--- START ---

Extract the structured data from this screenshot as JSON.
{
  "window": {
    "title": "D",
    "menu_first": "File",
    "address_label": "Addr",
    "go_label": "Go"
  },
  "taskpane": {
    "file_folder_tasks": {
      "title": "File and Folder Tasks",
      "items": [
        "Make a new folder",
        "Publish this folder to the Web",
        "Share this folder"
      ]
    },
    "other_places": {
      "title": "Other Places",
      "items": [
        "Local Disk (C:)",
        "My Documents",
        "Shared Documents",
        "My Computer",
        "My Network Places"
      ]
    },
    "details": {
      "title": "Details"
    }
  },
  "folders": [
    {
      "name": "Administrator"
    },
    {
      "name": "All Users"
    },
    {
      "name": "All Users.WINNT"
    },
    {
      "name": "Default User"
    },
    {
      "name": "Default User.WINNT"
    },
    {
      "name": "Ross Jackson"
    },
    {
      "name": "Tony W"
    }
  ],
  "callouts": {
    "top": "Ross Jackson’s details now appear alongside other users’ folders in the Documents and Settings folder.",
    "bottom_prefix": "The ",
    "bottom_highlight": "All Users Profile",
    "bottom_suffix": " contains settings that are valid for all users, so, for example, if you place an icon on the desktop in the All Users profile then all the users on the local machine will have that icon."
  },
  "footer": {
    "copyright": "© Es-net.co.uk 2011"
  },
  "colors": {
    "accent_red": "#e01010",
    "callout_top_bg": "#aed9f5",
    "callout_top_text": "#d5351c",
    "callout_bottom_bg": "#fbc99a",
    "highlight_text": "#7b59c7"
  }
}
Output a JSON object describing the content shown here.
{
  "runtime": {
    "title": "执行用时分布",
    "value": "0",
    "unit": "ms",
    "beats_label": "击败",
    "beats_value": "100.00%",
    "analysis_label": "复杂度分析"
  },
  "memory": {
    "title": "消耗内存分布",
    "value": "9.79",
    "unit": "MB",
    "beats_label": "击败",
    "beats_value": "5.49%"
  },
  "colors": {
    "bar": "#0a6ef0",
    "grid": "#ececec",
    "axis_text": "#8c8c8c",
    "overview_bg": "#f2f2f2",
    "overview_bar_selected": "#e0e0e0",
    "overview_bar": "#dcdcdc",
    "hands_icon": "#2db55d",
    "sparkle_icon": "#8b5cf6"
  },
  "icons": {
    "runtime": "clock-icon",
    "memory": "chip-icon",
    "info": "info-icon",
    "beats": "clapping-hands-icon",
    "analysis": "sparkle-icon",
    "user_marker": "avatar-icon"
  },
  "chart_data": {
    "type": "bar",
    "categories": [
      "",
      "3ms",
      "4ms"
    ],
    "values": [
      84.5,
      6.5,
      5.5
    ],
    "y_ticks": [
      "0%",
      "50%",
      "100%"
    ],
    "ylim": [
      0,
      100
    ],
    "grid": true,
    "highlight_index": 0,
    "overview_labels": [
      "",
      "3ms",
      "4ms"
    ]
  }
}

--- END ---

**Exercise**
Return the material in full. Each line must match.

**Solved exercise**
Extract the structured data from this screenshot as JSON.
{
  "window": {
    "title": "D",
    "menu_first": "File",
    "address_label": "Addr",
    "go_label": "Go"
  },
  "taskpane": {
    "file_folder_tasks": {
      "title": "File and Folder Tasks",
      "items": [
        "Make a new folder",
        "Publish this folder to the Web",
        "Share this folder"
      ]
    },
    "other_places": {
      "title": "Other Places",
      "items": [
        "Local Disk (C:)",
        "My Documents",
        "Shared Documents",
        "My Computer",
        "My Network Places"
      ]
    },
    "details": {
      "title": "Details"
    }
  },
  "folders": [
    {
      "name": "Administrator"
    },
    {
      "name": "All Users"
    },
    {
      "name": "All Users.WINNT"
    },
    {
      "name": "Default User"
    },
    {
      "name": "Default User.WINNT"
    },
    {
      "name": "Ross Jackson"
    },
    {
      "name": "Tony W"
    }
  ],
  "callouts": {
    "top": "Ross Jackson’s details now appear alongside other users’ folders in the Documents and Settings folder.",
    "bottom_prefix": "The ",
    "bottom_highlight": "All Users Profile",
    "bottom_suffix": " contains settings that are valid for all users, so, for example, if you place an icon on the desktop in the All Users profile then all the users on the local machine will have that icon."
  },
  "footer": {
    "copyright": "© Es-net.co.uk 2011"
  },
  "colors": {
    "accent_red": "#e01010",
    "callout_top_bg": "#aed9f5",
    "callout_top_text": "#d5351c",
    "callout_bottom_bg": "#fbc99a",
    "highlight_text": "#7b59c7"
  }
}
Output a JSON object describing the content shown here.
{
  "runtime": {
    "title": "执行用时分布",
    "value": "0",
    "unit": "ms",
    "beats_label": "击败",
    "beats_value": "100.00%",
    "analysis_label": "复杂度分析"
  },
  "memory": {
    "title": "消耗内存分布",
    "value": "9.79",
    "unit": "MB",
    "beats_label": "击败",
    "beats_value": "5.49%"
  },
  "colors": {
    "bar": "#0a6ef0",
    "grid": "#ececec",
    "axis_text": "#8c8c8c",
    "overview_bg": "#f2f2f2",
    "overview_bar_selected": "#e0e0e0",
    "overview_bar": "#dcdcdc",
    "hands_icon": "#2db55d",
    "sparkle_icon": "#8b5cf6"
  },
  "icons": {
    "runtime": "clock-icon",
    "memory": "chip-icon",
    "info": "info-icon",
    "beats": "clapping-hands-icon",
    "analysis": "sparkle-icon",
    "user_marker": "avatar-icon"
  },
  "chart_data": {
    "type": "bar",
    "categories": [
      "",
      "3ms",
      "4ms"
    ],
    "values": [
      84.5,
      6.5,
      5.5
    ],
    "y_ticks": [
      "0%",
      "50%",
      "100%"
    ],
    "ylim": [
      0,
      100
    ],
    "grid": true,
    "highlight_index": 0,
    "overview_labels": [
      "",
      "3ms",
      "4ms"
    ]
  }
}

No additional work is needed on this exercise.